Task brief: Count each line below that has "Control" anywhere in it. Answer with the total alone.

[Records from a collection]
Segment Open

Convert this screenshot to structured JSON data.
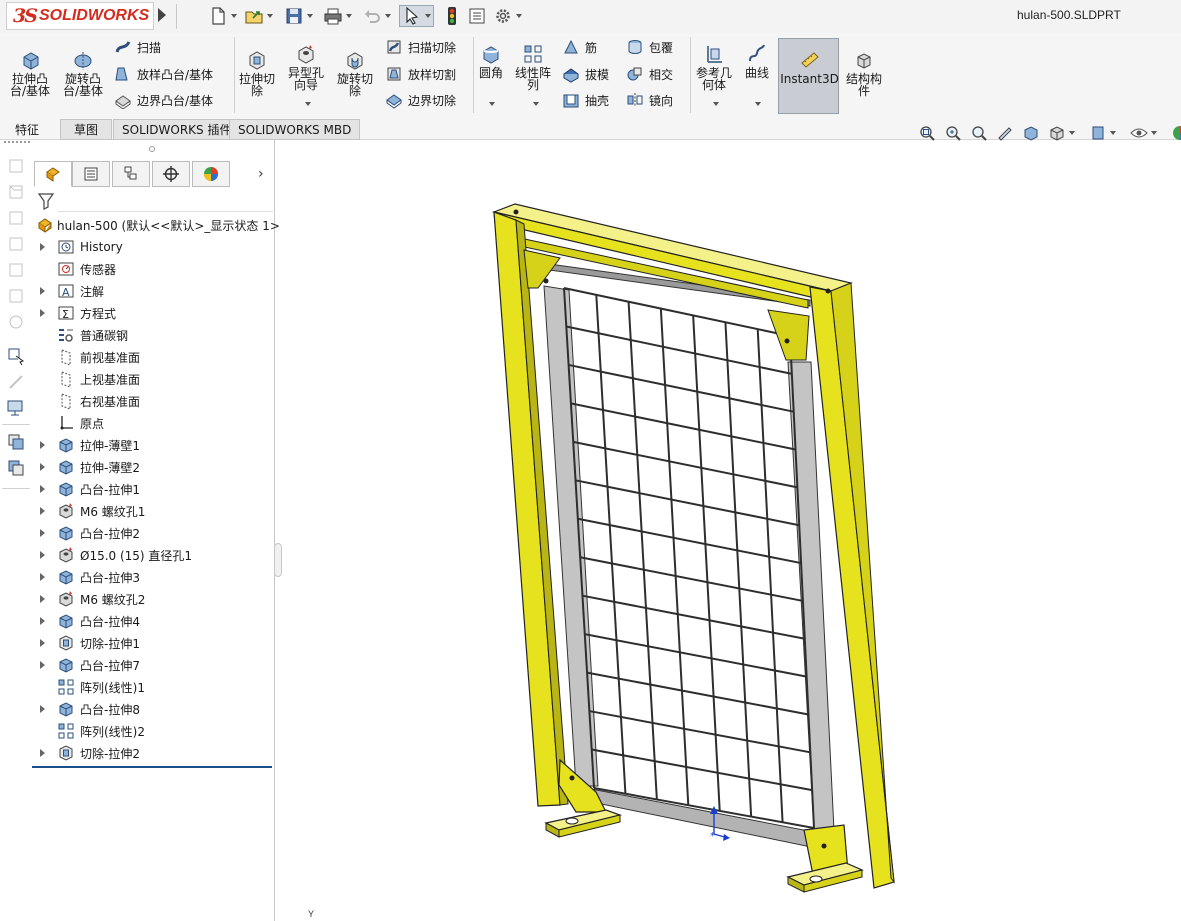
{
  "app": {
    "logo_ds": "3S",
    "logo_text": "SOLIDWORKS",
    "document_title": "hulan-500.SLDPRT"
  },
  "colors": {
    "brand_red": "#d52b1e",
    "frame_yellow": "#e6e21e",
    "panel_grey": "#bdbdbd",
    "active_tool_bg": "#c9cdd3"
  },
  "quick_access": [
    {
      "icon": "new-document-icon"
    },
    {
      "icon": "open-folder-icon"
    },
    {
      "icon": "save-icon"
    },
    {
      "icon": "print-icon"
    },
    {
      "icon": "undo-icon"
    },
    {
      "icon": "select-arrow-icon"
    },
    {
      "icon": "rebuild-traffic-light-icon"
    },
    {
      "icon": "file-properties-icon"
    },
    {
      "icon": "options-gear-icon"
    }
  ],
  "ribbon": {
    "extrude_boss_l1": "拉伸凸",
    "extrude_boss_l2": "台/基体",
    "revolve_boss_l1": "旋转凸",
    "revolve_boss_l2": "台/基体",
    "sweep": "扫描",
    "loft_boss": "放样凸台/基体",
    "boundary_boss": "边界凸台/基体",
    "extrude_cut_l1": "拉伸切",
    "extrude_cut_l2": "除",
    "hole_wizard_l1": "异型孔",
    "hole_wizard_l2": "向导",
    "revolve_cut_l1": "旋转切",
    "revolve_cut_l2": "除",
    "swept_cut": "扫描切除",
    "lofted_cut": "放样切割",
    "boundary_cut": "边界切除",
    "fillet": "圆角",
    "linear_pattern_l1": "线性阵",
    "linear_pattern_l2": "列",
    "rib": "筋",
    "draft": "拔模",
    "shell": "抽壳",
    "wrap": "包覆",
    "intersect": "相交",
    "mirror": "镜向",
    "ref_geometry_l1": "参考几",
    "ref_geometry_l2": "何体",
    "curves": "曲线",
    "instant3d": "Instant3D",
    "structure_l1": "结构构",
    "structure_l2": "件"
  },
  "tabs": [
    {
      "label": "特征"
    },
    {
      "label": "草图"
    },
    {
      "label": "SOLIDWORKS 插件"
    },
    {
      "label": "SOLIDWORKS MBD"
    }
  ],
  "feature_tree": {
    "root": "hulan-500  (默认<<默认>_显示状态 1>",
    "items": [
      {
        "label": "History",
        "icon": "history-icon",
        "expandable": true
      },
      {
        "label": "传感器",
        "icon": "sensor-icon",
        "expandable": false
      },
      {
        "label": "注解",
        "icon": "annotation-icon",
        "expandable": true
      },
      {
        "label": "方程式",
        "icon": "equation-icon",
        "expandable": true
      },
      {
        "label": "普通碳钢",
        "icon": "material-icon",
        "expandable": false
      },
      {
        "label": "前视基准面",
        "icon": "plane-icon",
        "expandable": false
      },
      {
        "label": "上视基准面",
        "icon": "plane-icon",
        "expandable": false
      },
      {
        "label": "右视基准面",
        "icon": "plane-icon",
        "expandable": false
      },
      {
        "label": "原点",
        "icon": "origin-icon",
        "expandable": false
      },
      {
        "label": "拉伸-薄壁1",
        "icon": "extrude-icon",
        "expandable": true
      },
      {
        "label": "拉伸-薄壁2",
        "icon": "extrude-icon",
        "expandable": true
      },
      {
        "label": "凸台-拉伸1",
        "icon": "extrude-icon",
        "expandable": true
      },
      {
        "label": "M6 螺纹孔1",
        "icon": "hole-icon",
        "expandable": true
      },
      {
        "label": "凸台-拉伸2",
        "icon": "extrude-icon",
        "expandable": true
      },
      {
        "label": "Ø15.0 (15) 直径孔1",
        "icon": "hole-icon",
        "expandable": true
      },
      {
        "label": "凸台-拉伸3",
        "icon": "extrude-icon",
        "expandable": true
      },
      {
        "label": "M6 螺纹孔2",
        "icon": "hole-icon",
        "expandable": true
      },
      {
        "label": "凸台-拉伸4",
        "icon": "extrude-icon",
        "expandable": true
      },
      {
        "label": "切除-拉伸1",
        "icon": "cut-icon",
        "expandable": true
      },
      {
        "label": "凸台-拉伸7",
        "icon": "extrude-icon",
        "expandable": true
      },
      {
        "label": "阵列(线性)1",
        "icon": "pattern-icon",
        "expandable": false
      },
      {
        "label": "凸台-拉伸8",
        "icon": "extrude-icon",
        "expandable": true
      },
      {
        "label": "阵列(线性)2",
        "icon": "pattern-icon",
        "expandable": false
      },
      {
        "label": "切除-拉伸2",
        "icon": "cut-icon",
        "expandable": true
      }
    ]
  },
  "panel": {
    "more_glyph": "›"
  },
  "viewport": {
    "triad_y_label": "Y"
  }
}
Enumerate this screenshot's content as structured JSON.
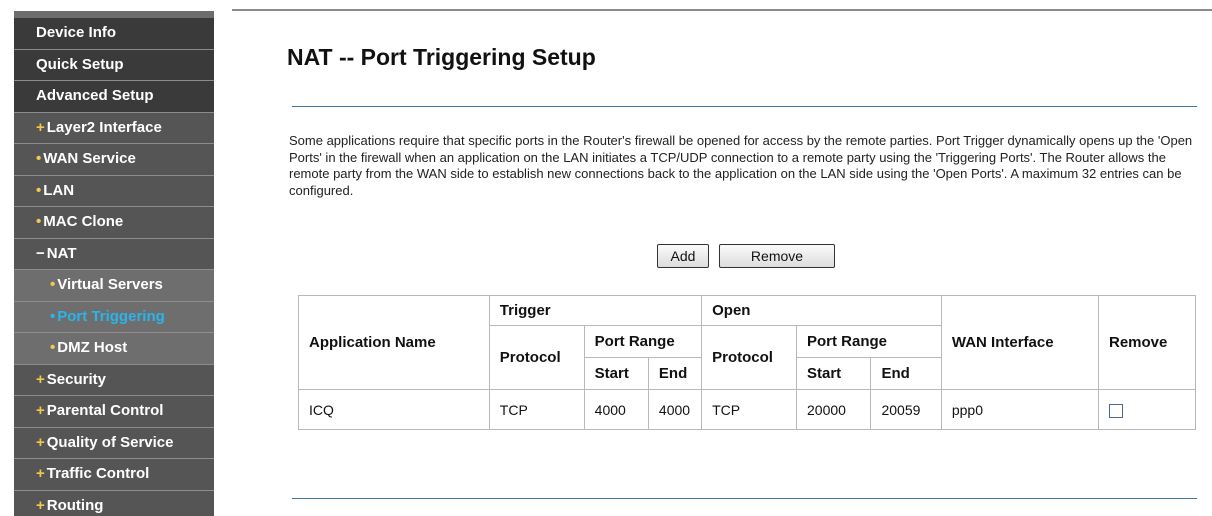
{
  "sidebar": {
    "items": [
      {
        "label": "Device Info",
        "level": "top",
        "bullet": ""
      },
      {
        "label": "Quick Setup",
        "level": "top",
        "bullet": ""
      },
      {
        "label": "Advanced Setup",
        "level": "top",
        "bullet": ""
      },
      {
        "label": "Layer2 Interface",
        "level": "sub",
        "bullet": "+"
      },
      {
        "label": "WAN Service",
        "level": "sub",
        "bullet": "•"
      },
      {
        "label": "LAN",
        "level": "sub",
        "bullet": "•"
      },
      {
        "label": "MAC Clone",
        "level": "sub",
        "bullet": "•"
      },
      {
        "label": "NAT",
        "level": "sub",
        "bullet": "−"
      },
      {
        "label": "Virtual Servers",
        "level": "subsub",
        "bullet": "•"
      },
      {
        "label": "Port Triggering",
        "level": "subsub",
        "bullet": "•",
        "active": true
      },
      {
        "label": "DMZ Host",
        "level": "subsub",
        "bullet": "•"
      },
      {
        "label": "Security",
        "level": "sub",
        "bullet": "+"
      },
      {
        "label": "Parental Control",
        "level": "sub",
        "bullet": "+"
      },
      {
        "label": "Quality of Service",
        "level": "sub",
        "bullet": "+"
      },
      {
        "label": "Traffic Control",
        "level": "sub",
        "bullet": "+"
      },
      {
        "label": "Routing",
        "level": "sub",
        "bullet": "+"
      }
    ]
  },
  "main": {
    "title": "NAT -- Port Triggering Setup",
    "description": "Some applications require that specific ports in the Router's firewall be opened for access by the remote parties. Port Trigger dynamically opens up the 'Open Ports' in the firewall when an application on the LAN initiates a TCP/UDP connection to a remote party using the 'Triggering Ports'. The Router allows the remote party from the WAN side to establish new connections back to the application on the LAN side using the 'Open Ports'. A maximum 32 entries can be configured.",
    "buttons": {
      "add": "Add",
      "remove": "Remove"
    },
    "table": {
      "headers": {
        "application_name": "Application Name",
        "trigger": "Trigger",
        "open": "Open",
        "trigger_protocol": "Protocol",
        "trigger_port_range": "Port Range",
        "trigger_start": "Start",
        "trigger_end": "End",
        "open_protocol": "Protocol",
        "open_port_range": "Port Range",
        "open_start": "Start",
        "open_end": "End",
        "wan_interface": "WAN Interface",
        "remove": "Remove"
      },
      "rows": [
        {
          "application_name": "ICQ",
          "trigger_protocol": "TCP",
          "trigger_start": "4000",
          "trigger_end": "4000",
          "open_protocol": "TCP",
          "open_start": "20000",
          "open_end": "20059",
          "wan_interface": "ppp0",
          "remove_checked": false
        }
      ]
    }
  }
}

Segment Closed

Exercise result: 2